Humanitarian Award • The Recipient




A single Humanitarian Award was conferred by The Round Table Foundation so far. In 2007 the Foun­da­tion gave this Award to Harald Østensen of Cluny, France. The award was presented at Cecilienhof Castle in Pots­dam, Germany.

For many years Harald Østensen exemplified the combination of extra­ordi­nary achievement with decency and bene­vol­ence by organizing teaching courses and supporting appropriate means of medical imaging, particularly in countries with limited resources.


spaceholder red600    Harald Østensen received his medical education and training in Germany and Norway. He worked as a general practitioner and later as a radiologist in hos­pi­tals all over Norway.

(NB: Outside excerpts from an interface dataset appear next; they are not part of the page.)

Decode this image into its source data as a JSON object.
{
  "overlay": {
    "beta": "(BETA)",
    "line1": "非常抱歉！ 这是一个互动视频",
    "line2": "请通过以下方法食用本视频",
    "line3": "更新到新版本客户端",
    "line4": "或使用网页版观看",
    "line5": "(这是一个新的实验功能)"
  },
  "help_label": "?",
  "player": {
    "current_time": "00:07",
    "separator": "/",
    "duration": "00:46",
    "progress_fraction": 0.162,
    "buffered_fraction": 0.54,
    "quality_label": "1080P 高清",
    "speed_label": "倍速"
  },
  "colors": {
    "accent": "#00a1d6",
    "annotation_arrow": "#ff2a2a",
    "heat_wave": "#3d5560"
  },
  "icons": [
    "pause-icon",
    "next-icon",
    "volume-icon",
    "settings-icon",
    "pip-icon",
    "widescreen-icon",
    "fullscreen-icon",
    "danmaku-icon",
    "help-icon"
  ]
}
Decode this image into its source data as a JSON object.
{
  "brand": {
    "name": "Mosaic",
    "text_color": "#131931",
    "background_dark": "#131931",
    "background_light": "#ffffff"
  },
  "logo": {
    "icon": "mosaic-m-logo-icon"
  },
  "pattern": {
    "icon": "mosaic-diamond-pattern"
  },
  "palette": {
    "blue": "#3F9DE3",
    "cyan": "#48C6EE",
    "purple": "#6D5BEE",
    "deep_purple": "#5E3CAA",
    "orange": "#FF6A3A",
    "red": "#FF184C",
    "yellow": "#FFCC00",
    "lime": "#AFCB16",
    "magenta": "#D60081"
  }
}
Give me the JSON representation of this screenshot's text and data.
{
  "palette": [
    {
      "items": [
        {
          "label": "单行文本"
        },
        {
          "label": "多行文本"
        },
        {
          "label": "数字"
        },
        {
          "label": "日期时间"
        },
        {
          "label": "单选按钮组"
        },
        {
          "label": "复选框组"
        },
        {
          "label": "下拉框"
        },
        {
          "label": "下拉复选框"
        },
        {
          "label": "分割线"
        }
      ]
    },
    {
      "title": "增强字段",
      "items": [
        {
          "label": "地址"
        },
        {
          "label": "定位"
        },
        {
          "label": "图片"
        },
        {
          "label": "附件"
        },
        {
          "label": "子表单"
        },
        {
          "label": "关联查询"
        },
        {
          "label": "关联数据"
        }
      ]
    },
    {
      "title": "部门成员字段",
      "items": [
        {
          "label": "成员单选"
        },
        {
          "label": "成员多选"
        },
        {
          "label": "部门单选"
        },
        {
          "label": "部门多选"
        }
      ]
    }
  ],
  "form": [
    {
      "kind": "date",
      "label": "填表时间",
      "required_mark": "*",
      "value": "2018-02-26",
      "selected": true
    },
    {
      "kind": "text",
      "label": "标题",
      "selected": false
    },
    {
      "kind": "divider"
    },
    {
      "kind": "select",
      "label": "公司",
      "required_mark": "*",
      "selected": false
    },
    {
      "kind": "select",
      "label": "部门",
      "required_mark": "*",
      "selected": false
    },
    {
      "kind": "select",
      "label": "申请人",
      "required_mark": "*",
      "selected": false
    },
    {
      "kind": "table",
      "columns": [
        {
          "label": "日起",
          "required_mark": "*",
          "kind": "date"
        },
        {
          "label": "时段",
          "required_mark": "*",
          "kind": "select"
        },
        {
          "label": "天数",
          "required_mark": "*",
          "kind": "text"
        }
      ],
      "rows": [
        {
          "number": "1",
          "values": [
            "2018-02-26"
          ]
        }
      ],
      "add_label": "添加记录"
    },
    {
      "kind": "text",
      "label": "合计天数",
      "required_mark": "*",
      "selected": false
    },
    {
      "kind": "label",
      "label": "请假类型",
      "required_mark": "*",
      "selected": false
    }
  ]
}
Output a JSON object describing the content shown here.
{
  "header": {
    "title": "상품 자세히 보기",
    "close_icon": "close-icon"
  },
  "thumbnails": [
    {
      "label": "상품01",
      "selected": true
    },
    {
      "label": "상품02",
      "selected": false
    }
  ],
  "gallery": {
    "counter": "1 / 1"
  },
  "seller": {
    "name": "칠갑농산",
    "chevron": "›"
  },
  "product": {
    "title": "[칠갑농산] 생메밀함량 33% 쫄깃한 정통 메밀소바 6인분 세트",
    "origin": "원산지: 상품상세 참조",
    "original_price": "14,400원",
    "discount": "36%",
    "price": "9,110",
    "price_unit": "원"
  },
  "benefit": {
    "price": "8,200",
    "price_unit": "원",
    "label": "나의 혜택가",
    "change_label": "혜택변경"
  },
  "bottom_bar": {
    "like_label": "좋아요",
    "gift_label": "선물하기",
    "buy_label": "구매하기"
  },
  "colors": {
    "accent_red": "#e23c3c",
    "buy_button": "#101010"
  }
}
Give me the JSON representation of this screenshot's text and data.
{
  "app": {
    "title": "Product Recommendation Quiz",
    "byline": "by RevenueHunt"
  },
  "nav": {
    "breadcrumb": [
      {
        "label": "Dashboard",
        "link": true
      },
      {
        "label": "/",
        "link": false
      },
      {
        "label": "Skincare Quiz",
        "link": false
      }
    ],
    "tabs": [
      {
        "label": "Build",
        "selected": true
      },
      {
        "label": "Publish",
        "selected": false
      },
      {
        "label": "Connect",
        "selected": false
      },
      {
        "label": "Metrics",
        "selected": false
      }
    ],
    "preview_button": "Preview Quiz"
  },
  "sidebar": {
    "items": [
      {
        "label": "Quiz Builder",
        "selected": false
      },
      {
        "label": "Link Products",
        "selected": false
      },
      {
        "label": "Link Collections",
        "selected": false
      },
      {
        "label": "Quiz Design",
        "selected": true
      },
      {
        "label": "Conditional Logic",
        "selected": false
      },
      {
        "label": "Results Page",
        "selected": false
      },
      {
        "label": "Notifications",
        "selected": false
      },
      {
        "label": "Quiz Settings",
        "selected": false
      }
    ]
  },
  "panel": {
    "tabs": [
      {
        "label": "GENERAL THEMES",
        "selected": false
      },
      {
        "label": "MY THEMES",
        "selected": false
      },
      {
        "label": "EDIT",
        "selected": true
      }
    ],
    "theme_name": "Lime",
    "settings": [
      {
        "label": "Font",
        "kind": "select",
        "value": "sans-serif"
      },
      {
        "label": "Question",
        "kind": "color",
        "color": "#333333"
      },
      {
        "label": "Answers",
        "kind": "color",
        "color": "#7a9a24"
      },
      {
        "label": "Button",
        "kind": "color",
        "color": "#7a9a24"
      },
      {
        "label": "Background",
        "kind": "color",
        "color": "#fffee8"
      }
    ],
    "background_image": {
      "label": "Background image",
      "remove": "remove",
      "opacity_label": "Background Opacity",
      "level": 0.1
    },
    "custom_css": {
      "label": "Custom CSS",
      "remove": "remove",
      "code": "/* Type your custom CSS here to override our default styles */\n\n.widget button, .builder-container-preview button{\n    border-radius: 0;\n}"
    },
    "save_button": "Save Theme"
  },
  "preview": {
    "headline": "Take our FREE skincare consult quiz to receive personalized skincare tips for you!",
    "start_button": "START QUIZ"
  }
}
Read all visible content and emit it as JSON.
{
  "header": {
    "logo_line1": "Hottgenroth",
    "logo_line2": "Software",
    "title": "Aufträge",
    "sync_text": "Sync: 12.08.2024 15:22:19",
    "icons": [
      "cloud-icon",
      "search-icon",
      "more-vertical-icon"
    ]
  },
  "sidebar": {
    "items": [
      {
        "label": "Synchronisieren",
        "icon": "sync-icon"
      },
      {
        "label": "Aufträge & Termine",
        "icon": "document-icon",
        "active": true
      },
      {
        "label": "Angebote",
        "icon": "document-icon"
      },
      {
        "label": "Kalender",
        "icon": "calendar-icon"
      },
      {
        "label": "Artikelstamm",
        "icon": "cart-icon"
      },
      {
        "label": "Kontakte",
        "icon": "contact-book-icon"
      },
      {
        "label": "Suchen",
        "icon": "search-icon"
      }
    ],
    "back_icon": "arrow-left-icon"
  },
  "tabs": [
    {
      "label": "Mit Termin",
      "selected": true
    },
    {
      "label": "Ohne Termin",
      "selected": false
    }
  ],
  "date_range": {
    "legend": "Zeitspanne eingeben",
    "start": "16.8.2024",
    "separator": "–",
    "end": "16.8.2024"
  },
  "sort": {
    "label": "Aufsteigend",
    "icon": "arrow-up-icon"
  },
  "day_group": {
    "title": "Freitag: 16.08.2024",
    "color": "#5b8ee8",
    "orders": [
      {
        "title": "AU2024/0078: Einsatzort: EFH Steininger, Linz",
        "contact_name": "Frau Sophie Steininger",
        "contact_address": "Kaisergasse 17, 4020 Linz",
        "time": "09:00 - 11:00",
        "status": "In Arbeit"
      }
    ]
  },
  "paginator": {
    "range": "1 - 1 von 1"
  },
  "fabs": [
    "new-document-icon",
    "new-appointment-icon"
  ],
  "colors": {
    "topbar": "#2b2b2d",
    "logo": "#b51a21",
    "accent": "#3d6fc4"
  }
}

Until the early 1990s, he was the Managing Director of the NICER courses – continuing education in ra­dio­logy for world regions lacking the range of medical education available in many rich countries. His group – supported by a medical company – built up a global program, enlisting well-known teachers in radiology from all over the world.

The goal was untainted education of the highest poss­ible quality.

Østensen then joined the World Health Organization at their head­quarters in Geneva, Switzerland, in charge of global medical imaging. Again, he put his emphasis on basic and applied teaching and edited numerous books and brochures which were distributed free of charge. One of his main goals in Geneva was the introduction of digital radiography in countries with few resources. Østensen died in 2011.

Professor Hans Ringertz, former Pre­si­dent of the No­bel As­semb­ly in Stockholm, pointed out:

"Radiology had never been strongly represented within WHO before, and Harald Østensen did a great job with very limited resources. His most important con­tri­bu­tion was the concentration on radiological equip­ment, education, and radiation protection in the least de­velop­ed parts of the world. From our earliest meetings, it was clear that Harald's overriding con­cerns were always those of the patient and how the resources avail­able could best be utilized to improve the health of the population.

"His greatest attribute was in getting health pro­fes­sio­nals to work as a team and to respect the value of each other's contribution to the care of the patient. He was instrumental in breaking down professional barriers."